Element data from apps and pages
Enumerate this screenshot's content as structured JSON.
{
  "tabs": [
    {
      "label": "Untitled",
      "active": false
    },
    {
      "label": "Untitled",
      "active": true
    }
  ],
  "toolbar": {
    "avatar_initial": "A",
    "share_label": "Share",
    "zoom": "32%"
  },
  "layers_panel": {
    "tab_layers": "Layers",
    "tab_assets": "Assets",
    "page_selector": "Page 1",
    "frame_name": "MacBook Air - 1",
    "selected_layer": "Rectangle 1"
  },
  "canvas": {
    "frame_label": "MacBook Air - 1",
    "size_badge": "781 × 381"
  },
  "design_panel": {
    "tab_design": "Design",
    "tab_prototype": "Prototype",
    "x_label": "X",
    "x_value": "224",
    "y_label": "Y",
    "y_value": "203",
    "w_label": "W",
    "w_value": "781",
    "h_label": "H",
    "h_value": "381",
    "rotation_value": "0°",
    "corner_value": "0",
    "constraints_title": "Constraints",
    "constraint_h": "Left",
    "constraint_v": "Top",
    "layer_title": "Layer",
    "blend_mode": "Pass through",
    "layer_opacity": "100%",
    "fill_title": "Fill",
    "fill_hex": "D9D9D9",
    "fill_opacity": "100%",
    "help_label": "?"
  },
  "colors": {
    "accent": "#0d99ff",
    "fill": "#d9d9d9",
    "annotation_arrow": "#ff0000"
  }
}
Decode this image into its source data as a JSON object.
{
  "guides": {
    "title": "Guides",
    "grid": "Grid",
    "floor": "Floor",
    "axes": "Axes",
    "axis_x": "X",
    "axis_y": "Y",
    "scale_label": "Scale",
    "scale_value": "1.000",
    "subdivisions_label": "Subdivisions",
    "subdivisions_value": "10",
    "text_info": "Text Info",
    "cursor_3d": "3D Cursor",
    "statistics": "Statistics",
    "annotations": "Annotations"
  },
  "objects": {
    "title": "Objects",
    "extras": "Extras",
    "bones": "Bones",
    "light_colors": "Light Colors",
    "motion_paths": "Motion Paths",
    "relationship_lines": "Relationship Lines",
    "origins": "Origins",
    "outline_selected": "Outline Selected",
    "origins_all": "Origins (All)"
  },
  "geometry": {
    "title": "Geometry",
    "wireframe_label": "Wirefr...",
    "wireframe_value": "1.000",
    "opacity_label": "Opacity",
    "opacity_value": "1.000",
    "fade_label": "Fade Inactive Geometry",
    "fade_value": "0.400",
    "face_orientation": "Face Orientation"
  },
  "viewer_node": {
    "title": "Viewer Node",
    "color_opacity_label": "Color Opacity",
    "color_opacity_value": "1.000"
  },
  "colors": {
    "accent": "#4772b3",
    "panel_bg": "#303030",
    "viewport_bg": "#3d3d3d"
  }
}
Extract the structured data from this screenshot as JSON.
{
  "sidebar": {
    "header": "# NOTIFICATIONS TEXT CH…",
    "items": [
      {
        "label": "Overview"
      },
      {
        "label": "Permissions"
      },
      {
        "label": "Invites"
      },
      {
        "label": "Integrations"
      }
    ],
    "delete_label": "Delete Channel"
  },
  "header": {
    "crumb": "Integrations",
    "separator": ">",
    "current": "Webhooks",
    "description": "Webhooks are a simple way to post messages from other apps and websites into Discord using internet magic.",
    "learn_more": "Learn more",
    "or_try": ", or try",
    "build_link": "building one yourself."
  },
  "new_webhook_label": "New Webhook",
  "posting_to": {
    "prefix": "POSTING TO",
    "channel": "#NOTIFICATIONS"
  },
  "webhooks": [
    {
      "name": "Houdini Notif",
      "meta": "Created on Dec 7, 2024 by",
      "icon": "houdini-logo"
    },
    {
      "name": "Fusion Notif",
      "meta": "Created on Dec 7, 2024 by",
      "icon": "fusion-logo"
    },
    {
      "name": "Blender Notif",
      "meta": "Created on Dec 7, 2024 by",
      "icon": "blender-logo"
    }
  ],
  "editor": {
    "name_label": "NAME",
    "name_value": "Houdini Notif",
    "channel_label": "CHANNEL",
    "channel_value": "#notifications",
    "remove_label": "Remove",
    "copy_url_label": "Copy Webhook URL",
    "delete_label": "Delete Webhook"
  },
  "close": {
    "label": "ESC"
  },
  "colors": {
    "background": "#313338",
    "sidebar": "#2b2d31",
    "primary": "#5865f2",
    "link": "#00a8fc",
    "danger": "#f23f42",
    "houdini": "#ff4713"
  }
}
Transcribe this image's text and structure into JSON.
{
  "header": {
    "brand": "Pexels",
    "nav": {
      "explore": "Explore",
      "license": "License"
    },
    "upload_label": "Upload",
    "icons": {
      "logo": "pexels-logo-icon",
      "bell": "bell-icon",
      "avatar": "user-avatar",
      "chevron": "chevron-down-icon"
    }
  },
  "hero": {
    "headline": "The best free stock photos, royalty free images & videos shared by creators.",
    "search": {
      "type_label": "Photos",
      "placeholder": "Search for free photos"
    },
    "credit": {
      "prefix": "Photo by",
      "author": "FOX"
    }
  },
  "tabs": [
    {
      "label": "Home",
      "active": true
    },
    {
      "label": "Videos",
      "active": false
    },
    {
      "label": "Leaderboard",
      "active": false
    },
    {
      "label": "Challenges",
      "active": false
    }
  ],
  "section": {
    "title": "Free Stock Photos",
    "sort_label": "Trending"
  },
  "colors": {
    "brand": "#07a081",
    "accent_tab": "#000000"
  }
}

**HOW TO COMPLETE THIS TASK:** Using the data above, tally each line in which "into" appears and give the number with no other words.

**RESULT OF THE EXERCISE:** 3